¶ 14. The trial court found that the road work being performed was a discretionary function and, thus, subject to immunity under the MTCA. Also, the trial court found that the road-grader operator was an employee of the County and was acting in the course and scope of his employment. These findings are not disputed on appeal. We agree with the County that some discovery was necessary to make these determinations. However, we find that these determinations could have been made after the depositions of Alexander and the road-grader operator. These depositions were taken on May 28, 2009; the County did not file for summary judgment until October 4, 2011. The County offers no explanation for its delay other than its argument that the Mississippi Supreme Court has never found that specific exemptions under section 11–46–9 are waivable. We find this argument is without merit.

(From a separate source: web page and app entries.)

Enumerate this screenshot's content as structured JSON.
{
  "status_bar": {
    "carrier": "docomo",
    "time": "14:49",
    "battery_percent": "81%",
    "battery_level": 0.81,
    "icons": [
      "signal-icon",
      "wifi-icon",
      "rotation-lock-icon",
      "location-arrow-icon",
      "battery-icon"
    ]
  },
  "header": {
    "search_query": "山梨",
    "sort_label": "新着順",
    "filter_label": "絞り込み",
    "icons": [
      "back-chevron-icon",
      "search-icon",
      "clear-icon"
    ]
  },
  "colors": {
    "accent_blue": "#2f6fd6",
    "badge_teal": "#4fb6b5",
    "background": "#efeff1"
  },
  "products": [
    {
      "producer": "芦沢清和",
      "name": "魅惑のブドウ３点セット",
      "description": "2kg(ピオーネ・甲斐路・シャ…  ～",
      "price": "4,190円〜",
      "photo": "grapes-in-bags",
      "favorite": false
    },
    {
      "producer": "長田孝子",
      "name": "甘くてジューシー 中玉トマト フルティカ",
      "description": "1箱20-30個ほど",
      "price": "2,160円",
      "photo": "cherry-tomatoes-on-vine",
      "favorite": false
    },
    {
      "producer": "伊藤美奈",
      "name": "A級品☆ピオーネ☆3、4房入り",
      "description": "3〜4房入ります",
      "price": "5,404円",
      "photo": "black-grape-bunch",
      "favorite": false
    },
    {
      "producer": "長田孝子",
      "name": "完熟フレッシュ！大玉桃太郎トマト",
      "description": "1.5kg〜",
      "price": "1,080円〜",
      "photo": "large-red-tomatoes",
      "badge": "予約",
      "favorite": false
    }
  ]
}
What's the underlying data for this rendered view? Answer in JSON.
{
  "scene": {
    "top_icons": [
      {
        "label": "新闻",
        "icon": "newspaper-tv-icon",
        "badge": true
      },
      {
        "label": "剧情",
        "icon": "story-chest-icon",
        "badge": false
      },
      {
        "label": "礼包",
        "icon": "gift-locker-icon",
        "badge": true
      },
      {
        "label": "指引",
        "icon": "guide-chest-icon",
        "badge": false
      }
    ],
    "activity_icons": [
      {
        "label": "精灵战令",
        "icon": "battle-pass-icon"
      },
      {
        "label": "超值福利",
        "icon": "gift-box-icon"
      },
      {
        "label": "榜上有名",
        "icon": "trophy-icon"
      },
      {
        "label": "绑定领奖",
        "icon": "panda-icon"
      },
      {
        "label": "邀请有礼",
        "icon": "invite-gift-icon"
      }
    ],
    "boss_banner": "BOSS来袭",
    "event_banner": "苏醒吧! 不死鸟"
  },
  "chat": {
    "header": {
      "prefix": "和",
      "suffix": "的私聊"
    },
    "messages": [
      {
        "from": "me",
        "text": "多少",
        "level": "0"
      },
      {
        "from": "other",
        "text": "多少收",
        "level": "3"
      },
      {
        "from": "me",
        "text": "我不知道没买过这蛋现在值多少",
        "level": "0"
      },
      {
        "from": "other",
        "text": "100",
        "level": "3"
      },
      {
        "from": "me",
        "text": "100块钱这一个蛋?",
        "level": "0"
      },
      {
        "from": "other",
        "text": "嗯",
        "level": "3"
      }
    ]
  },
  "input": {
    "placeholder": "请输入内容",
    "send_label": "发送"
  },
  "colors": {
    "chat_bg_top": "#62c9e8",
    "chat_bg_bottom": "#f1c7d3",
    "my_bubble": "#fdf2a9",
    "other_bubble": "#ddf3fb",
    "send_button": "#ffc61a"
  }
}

¶ 15. After May 28, 2009, when the drivers' depositions were taken, the County continued to participate in litigation for approximately two years and four months. All the litigation from May 28, 2009, to October 4, 2011, was related to Alexander's injuries and economic damages. During this time the County requested Alexander's tax returns, medical bills, medical records, therapy records, and military records. The County also requested documents concerning the damage to Alexander's pickup truck. Leading up to trial, the County filed two motions to compel and a motion in limine, all relating to medical records. Finally, in a letter dated July 31, 2011, the County's counsel reiterated its requests for medical records and then stated: “[W]e therefore ask that you provide us with a settlement demand as soon as possible in an effort to possibly avoid incurring some of the future legal expenses as I have detailed above.” All of this was irrelevant to whether or not MTCA immunity applied.

¶ 16. While there is not a set number of days that constitutes an unreasonable delay, our supreme court has held “that—absent extreme and unusual circumstances—an eight month unjustified delay in the assertion and pursuit of any affirmative defense or other right which, if timely pursued, could serve to terminate the litigation, coupled with active participation in the litigation process, constitutes waiver as a matter of law.” Horton, 926 So.2d at 181 (¶ 45) (footnote omitted). Here, we find that the two-year-and-four-month delay while the County pursued discovery related to Alexander's damages was “an unnecessary and excessive waste of the time and resources of the parties....” Grimes, 982 So.2d at 370 (¶ 26).

¶ 17. Having found the County's two-year-and-four-month delay in pursuing its affirmative defense of MTCA immunity was unreasonable and unnecessary, we likewise find the defense was waived. Some participation was necessary to determine whether the acts of the County and its employee were discretionary in nature and whether the employee was acting within the course and scope of his employment; however, once the drivers' depositions were taken, the County had sufficient information to pursue its immunity defense under the MTCA. Thus, the trial court's grant of summary judgment in favor of Newton County is reversed, and this case is remanded for reinstatement on the trial court's docket.